THE TASK
Lines containing "heading" should be pulled from the material below.

RECORDS FOR THE EXERCISE
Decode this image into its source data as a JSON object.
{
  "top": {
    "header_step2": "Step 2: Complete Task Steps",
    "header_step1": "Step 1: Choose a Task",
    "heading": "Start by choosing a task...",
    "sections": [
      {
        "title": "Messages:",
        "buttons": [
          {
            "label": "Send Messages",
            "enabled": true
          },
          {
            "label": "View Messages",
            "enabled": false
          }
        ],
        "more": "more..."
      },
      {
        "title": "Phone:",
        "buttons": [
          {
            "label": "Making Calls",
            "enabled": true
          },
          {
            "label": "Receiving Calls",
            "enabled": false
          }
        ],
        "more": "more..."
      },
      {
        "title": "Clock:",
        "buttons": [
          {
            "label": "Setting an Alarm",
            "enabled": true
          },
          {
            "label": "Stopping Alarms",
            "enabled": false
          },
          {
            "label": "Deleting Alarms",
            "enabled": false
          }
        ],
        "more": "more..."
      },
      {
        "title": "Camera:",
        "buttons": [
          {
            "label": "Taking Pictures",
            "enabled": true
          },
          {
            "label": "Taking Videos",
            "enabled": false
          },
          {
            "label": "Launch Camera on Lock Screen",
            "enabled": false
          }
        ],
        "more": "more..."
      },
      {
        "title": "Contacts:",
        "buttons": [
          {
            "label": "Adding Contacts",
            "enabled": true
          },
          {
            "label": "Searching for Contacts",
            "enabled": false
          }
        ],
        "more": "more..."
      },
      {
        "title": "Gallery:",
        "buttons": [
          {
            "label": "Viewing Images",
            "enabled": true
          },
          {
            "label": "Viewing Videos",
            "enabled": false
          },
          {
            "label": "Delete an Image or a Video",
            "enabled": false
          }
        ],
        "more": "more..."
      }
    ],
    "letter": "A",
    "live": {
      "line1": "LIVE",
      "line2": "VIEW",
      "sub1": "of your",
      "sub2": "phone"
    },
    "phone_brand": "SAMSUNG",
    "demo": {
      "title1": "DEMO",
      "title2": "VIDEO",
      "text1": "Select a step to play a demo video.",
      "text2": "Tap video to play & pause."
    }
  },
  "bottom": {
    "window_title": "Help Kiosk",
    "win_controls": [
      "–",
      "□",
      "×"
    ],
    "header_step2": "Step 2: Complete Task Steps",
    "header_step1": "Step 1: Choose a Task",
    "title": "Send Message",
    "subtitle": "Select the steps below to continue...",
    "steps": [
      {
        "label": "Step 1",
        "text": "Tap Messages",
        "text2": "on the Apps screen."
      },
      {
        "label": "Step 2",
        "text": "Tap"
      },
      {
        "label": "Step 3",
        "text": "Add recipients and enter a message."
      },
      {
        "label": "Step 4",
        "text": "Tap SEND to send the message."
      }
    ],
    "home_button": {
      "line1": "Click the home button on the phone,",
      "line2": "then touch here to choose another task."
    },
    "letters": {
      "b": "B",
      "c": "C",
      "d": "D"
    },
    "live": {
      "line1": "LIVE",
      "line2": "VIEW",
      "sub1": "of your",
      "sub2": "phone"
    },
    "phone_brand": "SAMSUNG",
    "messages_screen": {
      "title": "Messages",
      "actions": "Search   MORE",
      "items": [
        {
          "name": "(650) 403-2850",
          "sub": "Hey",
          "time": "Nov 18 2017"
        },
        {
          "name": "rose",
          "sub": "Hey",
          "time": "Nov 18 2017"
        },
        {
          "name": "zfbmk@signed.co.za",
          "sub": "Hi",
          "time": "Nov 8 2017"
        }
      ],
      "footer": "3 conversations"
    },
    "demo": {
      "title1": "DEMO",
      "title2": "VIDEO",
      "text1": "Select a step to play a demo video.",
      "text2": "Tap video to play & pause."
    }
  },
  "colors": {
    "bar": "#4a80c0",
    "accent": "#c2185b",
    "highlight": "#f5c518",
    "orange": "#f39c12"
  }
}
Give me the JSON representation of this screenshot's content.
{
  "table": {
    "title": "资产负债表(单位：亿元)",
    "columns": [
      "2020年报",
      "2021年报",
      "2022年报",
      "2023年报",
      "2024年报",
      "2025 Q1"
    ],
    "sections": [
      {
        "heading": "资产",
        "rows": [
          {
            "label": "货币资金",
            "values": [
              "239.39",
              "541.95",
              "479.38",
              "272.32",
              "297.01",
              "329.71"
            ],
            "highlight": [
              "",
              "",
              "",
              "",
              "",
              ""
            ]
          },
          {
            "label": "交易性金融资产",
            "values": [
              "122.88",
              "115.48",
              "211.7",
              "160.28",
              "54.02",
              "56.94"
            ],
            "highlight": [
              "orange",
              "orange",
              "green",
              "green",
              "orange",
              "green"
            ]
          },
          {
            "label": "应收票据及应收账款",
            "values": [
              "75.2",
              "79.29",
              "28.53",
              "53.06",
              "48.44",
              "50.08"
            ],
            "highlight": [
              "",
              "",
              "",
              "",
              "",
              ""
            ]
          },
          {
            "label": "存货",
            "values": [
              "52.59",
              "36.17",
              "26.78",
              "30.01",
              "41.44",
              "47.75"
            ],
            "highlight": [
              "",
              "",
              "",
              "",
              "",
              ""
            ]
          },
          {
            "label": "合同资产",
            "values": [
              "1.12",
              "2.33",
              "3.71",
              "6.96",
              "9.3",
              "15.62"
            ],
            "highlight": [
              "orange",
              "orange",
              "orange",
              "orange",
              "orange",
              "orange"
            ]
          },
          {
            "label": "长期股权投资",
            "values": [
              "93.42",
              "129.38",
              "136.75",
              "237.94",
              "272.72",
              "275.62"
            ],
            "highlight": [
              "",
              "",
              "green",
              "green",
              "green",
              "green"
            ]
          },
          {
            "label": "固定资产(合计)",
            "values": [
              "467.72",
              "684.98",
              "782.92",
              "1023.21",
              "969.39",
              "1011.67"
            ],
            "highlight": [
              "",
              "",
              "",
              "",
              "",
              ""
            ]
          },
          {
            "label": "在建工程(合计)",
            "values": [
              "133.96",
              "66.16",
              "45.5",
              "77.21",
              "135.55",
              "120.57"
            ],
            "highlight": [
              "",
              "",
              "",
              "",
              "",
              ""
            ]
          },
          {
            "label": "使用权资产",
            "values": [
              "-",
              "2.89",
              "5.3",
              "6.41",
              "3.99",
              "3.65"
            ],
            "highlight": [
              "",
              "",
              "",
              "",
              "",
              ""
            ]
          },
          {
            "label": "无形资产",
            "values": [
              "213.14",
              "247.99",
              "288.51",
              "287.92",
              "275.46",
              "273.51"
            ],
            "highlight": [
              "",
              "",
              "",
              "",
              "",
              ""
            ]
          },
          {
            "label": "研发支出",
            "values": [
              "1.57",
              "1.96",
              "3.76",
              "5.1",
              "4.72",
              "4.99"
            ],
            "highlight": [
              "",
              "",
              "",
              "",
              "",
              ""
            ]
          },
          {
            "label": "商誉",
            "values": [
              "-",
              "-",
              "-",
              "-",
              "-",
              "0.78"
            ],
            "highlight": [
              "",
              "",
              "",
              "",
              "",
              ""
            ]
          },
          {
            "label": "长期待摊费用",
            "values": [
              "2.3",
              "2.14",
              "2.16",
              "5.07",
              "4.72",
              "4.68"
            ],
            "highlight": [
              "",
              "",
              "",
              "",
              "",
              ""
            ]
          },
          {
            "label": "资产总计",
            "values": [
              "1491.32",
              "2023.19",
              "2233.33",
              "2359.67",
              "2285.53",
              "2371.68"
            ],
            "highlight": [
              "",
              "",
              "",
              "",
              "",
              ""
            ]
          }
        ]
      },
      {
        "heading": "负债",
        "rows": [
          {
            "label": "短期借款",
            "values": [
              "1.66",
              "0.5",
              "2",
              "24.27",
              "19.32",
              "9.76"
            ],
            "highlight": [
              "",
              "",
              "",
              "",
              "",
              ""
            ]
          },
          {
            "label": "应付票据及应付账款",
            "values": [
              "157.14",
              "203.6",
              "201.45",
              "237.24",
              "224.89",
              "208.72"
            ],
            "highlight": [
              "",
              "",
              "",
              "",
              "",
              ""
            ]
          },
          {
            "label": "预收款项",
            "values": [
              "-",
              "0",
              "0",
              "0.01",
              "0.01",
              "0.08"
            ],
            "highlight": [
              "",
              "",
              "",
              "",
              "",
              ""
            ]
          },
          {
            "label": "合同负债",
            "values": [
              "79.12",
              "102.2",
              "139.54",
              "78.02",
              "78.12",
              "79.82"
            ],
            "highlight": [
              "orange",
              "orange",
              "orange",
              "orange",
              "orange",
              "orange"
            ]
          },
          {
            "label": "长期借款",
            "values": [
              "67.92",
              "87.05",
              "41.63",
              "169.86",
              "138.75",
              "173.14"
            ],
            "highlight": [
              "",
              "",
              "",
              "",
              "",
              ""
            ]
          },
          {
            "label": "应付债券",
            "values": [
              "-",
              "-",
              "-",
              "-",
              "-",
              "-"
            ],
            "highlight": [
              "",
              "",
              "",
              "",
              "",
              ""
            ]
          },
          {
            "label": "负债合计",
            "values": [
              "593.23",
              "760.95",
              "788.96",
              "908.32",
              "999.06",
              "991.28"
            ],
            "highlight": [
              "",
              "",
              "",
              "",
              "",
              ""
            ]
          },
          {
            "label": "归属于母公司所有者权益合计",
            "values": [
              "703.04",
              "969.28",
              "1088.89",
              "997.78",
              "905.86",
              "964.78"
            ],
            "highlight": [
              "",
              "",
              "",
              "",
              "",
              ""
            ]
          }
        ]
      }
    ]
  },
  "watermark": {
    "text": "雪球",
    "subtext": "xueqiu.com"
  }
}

YOUR SOLUTION
    "heading": "Start by choosing a task...",
        "heading": "资产",
        "heading": "负债",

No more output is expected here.